He also said they would establish a Public Service Academy to capacitate civil servants. “The Commission also considers the proper capacitation of civil servants for the jobs at hand to be of critical importance.
“To this end, the Commission has already commenced work towards transforming and integrating the existing public service training institutions into an overarching Public Service Academy. The target is to have the Public Service Academy operational by January 2020,” Dr Hungwe said. He said the Commission was committed to developing competitive and harmonised public sector-wide pay and benefits systems that attract, develop and retain qualified personnel.

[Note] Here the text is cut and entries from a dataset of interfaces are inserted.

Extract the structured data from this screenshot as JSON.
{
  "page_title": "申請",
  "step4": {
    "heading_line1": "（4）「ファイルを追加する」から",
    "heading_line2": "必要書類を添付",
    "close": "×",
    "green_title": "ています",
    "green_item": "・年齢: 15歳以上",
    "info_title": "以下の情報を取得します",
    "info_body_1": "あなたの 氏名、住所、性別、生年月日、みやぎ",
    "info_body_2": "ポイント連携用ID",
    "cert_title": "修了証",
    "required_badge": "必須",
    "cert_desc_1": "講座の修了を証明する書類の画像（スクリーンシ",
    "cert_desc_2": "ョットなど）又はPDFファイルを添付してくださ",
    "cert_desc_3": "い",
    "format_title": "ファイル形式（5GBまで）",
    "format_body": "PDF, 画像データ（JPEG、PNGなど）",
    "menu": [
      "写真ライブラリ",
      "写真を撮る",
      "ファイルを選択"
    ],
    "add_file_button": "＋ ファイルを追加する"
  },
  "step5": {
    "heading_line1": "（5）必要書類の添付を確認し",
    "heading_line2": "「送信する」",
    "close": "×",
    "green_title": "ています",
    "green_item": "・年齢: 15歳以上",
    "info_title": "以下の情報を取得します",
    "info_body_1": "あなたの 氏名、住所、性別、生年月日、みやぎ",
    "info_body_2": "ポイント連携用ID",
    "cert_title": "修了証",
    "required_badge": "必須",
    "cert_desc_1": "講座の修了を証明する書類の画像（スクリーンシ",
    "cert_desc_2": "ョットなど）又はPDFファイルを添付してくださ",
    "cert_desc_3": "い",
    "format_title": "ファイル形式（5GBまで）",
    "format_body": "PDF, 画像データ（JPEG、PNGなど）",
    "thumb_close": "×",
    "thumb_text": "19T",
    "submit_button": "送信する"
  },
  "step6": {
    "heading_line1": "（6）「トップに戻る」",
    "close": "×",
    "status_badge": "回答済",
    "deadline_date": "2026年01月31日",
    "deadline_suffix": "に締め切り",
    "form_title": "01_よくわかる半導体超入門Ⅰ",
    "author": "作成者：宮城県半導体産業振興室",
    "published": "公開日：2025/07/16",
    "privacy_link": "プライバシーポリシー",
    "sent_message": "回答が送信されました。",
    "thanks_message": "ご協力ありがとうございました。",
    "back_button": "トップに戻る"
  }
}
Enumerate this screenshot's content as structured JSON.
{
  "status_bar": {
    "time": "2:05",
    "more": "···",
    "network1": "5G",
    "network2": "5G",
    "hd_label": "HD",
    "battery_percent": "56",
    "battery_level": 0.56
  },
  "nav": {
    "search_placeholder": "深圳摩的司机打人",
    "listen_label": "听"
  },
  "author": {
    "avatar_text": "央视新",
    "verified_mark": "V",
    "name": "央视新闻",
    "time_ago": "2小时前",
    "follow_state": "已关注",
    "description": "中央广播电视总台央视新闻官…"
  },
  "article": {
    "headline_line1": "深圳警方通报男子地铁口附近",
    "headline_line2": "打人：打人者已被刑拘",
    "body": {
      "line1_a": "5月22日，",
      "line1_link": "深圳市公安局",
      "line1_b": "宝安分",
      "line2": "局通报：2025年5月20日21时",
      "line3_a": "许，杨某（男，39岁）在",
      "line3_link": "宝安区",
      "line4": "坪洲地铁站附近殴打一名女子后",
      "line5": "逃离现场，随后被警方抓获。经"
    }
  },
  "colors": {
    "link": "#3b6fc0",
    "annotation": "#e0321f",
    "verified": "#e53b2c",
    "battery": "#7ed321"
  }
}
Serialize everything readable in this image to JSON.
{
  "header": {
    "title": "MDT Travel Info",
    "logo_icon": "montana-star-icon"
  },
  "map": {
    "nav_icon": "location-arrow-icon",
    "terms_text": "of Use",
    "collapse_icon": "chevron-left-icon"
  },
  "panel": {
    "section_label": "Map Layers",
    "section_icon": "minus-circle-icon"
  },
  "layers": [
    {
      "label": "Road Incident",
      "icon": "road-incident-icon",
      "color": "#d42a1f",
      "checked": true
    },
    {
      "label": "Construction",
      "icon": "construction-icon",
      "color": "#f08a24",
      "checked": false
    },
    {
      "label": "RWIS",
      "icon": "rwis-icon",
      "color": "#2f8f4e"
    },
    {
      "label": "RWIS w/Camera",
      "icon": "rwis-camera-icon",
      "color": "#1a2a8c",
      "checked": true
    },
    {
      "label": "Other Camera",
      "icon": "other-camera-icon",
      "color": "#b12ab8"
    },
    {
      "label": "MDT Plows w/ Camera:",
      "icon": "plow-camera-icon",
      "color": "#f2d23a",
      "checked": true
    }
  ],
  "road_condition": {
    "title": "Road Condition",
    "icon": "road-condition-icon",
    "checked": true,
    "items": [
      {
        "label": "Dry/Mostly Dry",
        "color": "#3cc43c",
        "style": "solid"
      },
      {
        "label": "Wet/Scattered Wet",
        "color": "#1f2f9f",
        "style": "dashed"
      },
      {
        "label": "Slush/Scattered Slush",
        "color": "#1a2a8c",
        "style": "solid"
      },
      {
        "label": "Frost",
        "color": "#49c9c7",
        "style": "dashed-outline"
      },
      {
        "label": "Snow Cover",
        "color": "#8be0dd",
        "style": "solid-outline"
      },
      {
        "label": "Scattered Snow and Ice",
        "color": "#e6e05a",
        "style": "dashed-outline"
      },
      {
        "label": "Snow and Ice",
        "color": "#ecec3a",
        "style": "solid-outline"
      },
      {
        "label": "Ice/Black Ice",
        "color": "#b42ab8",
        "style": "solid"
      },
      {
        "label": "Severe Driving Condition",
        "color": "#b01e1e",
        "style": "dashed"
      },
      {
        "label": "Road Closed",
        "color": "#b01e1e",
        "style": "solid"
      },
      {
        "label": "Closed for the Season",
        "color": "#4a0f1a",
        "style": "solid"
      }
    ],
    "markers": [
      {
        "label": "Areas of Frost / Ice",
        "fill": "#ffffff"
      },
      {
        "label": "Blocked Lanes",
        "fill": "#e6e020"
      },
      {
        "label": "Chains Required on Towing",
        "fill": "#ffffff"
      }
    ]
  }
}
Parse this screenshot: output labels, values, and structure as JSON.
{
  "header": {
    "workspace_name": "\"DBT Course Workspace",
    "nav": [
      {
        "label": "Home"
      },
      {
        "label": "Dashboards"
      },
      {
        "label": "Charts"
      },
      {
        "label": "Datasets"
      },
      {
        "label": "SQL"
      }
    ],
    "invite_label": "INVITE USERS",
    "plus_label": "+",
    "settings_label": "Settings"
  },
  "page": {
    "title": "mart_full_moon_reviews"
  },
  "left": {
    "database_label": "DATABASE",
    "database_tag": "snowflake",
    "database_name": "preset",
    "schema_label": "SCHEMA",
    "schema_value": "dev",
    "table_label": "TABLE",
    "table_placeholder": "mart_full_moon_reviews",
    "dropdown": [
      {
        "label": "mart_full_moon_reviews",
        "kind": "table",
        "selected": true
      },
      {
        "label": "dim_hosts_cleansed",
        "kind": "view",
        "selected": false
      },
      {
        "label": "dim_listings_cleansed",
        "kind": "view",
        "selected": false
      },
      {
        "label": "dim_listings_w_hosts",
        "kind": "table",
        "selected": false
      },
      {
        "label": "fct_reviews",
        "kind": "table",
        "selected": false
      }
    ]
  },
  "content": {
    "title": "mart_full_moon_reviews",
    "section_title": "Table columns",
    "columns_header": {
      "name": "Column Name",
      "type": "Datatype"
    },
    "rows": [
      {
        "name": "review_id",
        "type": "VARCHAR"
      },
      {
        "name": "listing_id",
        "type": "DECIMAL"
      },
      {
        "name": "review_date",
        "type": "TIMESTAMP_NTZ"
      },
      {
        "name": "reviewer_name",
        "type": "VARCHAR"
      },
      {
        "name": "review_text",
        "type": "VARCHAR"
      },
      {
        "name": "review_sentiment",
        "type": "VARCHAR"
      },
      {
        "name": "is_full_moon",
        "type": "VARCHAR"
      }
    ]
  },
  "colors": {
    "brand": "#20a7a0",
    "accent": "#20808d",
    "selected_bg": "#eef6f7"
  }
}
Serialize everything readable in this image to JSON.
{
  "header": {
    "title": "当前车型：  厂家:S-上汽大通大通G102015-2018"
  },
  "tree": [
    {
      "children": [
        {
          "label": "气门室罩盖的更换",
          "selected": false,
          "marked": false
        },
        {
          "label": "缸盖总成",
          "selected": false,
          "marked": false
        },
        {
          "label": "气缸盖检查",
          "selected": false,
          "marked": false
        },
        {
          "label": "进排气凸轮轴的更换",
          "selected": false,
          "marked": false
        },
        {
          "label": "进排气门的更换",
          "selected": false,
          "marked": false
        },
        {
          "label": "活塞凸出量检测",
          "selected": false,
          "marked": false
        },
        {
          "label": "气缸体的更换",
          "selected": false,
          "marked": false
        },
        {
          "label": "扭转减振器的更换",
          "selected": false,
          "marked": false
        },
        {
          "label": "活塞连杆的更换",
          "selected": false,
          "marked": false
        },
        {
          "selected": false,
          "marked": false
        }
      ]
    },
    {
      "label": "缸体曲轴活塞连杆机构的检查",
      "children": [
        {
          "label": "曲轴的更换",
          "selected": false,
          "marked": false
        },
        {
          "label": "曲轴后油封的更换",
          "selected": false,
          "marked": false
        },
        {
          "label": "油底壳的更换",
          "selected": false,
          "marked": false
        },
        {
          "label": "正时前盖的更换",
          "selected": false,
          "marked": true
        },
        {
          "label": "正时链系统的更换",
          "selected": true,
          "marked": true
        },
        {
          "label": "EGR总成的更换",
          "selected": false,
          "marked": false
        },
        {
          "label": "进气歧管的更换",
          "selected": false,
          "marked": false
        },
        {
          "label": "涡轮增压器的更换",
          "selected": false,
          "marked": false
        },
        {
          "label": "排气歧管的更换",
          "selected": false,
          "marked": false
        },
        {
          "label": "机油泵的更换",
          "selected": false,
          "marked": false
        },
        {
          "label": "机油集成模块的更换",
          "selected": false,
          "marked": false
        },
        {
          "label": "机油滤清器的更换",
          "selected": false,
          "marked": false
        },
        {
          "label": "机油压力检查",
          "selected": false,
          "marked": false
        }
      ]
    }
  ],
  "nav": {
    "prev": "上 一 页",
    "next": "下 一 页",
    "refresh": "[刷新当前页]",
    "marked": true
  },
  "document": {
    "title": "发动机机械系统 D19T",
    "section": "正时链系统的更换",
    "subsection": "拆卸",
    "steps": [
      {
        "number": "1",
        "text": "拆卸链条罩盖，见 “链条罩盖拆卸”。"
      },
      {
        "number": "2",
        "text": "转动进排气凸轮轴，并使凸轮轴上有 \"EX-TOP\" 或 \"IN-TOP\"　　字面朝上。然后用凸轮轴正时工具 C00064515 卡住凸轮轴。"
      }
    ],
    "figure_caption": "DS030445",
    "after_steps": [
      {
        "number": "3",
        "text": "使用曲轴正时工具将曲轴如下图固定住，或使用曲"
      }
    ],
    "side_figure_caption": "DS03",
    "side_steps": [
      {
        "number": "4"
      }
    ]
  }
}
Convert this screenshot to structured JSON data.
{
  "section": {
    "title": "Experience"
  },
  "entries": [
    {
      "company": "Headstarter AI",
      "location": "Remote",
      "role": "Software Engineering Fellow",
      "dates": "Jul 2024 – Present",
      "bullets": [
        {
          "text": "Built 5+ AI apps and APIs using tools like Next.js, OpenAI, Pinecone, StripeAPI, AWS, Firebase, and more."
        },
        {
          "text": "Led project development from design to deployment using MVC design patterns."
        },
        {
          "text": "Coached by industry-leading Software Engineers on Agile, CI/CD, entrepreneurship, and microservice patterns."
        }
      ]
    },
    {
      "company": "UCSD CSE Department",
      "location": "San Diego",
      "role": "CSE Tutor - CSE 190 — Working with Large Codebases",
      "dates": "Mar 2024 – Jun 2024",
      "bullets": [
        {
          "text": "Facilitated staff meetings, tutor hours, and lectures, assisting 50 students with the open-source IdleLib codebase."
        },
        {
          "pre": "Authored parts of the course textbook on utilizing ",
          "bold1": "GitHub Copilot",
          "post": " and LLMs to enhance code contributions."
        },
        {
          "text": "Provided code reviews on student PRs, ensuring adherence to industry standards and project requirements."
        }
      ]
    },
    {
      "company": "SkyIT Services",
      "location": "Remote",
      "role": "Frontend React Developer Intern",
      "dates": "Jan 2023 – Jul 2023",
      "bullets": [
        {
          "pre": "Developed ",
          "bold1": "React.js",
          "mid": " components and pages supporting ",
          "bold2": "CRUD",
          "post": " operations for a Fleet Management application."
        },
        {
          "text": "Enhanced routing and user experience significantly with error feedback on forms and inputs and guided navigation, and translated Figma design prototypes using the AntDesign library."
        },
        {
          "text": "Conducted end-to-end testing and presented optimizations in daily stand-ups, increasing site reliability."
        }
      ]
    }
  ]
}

“We have recognised the inadequacy of a remuneration framework that focuses inordinately on monetary pay to the detriment of a more holistic approach to livelihoods that includes: – Access to affordable housing; access to affordable health care; pension reform for improved benefits; provision of transport (shuttle buses, vehicle loans, duty-free importation of vehicles); and healthy work life balance,” Dr Hungwe said.
He added that the Commission had also prioritised pension scheme reforms that would see the establishment of a National Public Service Pension Fund.
“As Zimbabwe targets upper middle-income status by 2030, the Commission has prioritised decent retirement for its workers. In this regard, major concerns have been raised over the current pay as you go pension scheme which is not sustainable,” Dr Hungwe said.